ASSIGNMENT: Look through the lines below and extract each one that contains "description".

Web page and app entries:
[Start of Attachment]
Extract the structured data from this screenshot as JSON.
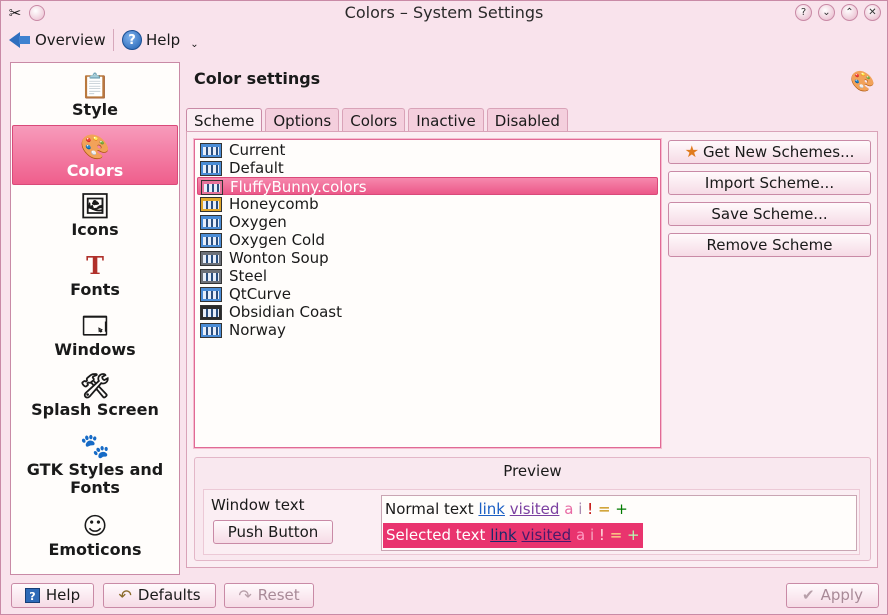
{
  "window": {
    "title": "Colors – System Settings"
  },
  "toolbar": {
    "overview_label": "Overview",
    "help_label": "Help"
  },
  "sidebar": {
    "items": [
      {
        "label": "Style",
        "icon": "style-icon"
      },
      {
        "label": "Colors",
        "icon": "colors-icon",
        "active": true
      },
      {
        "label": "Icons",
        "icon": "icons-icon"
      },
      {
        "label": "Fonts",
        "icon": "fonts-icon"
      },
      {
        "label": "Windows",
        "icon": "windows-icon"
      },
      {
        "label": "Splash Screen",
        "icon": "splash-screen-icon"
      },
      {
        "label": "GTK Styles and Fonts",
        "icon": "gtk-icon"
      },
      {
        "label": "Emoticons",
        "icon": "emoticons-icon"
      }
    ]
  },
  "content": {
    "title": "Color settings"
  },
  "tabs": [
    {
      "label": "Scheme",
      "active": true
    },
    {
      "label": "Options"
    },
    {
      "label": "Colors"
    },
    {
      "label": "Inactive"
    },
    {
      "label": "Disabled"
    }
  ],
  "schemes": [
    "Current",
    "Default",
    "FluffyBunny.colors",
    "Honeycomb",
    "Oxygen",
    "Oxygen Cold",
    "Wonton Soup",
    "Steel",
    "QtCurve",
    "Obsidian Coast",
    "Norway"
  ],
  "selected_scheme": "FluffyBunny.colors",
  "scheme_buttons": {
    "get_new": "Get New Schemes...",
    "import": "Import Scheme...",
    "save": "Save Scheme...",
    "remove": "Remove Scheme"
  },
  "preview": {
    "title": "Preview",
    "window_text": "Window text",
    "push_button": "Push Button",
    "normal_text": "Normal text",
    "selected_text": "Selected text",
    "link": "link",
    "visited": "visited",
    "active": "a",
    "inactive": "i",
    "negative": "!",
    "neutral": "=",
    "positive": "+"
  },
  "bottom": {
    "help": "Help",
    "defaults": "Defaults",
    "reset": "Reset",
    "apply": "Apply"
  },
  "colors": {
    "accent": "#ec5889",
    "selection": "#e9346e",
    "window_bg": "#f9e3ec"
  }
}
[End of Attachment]
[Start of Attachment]
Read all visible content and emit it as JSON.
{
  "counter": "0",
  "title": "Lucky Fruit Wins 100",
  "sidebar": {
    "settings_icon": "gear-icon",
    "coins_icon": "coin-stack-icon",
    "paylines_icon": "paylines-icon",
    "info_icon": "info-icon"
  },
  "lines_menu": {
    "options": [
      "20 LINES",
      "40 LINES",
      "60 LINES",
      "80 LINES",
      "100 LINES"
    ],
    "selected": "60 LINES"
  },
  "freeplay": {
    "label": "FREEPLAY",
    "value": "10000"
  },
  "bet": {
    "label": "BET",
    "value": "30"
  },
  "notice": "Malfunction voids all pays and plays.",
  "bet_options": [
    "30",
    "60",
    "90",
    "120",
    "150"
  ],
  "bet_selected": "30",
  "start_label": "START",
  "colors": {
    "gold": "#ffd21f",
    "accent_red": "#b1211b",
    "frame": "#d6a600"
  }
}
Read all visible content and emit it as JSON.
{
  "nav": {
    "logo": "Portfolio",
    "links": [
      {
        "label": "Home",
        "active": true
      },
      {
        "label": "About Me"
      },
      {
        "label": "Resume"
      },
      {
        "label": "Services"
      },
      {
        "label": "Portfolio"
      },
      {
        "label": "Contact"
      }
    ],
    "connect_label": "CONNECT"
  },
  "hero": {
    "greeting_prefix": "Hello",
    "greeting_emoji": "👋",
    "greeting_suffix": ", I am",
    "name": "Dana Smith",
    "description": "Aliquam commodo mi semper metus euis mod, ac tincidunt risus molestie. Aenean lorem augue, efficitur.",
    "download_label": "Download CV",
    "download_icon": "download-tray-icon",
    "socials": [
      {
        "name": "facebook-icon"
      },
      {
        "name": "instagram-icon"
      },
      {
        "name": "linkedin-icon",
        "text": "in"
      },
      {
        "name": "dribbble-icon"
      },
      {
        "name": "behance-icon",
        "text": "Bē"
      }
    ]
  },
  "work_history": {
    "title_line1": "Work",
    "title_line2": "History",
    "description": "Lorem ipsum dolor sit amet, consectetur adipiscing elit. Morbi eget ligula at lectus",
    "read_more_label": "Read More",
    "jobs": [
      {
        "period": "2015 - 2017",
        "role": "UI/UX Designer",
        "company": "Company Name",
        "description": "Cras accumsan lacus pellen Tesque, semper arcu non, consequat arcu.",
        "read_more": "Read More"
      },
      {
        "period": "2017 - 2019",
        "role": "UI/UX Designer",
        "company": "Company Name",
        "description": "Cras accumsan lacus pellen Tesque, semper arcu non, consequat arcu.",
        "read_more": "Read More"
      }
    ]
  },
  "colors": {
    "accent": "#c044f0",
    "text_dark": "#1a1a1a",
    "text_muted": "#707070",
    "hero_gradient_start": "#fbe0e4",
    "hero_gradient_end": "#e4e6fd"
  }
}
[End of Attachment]
OUTPUT FOR THIS EXERCISE:
    "description": "Aliquam commodo mi semper metus euis mod, ac tincidunt risus molestie. Aenean lorem augue, efficitur.",
    "description": "Lorem ipsum dolor sit amet, consectetur adipiscing elit. Morbi eget ligula at lectus",
        "description": "Cras accumsan lacus pellen Tesque, semper arcu non, consequat arcu.",
        "description": "Cras accumsan lacus pellen Tesque, semper arcu non, consequat arcu.",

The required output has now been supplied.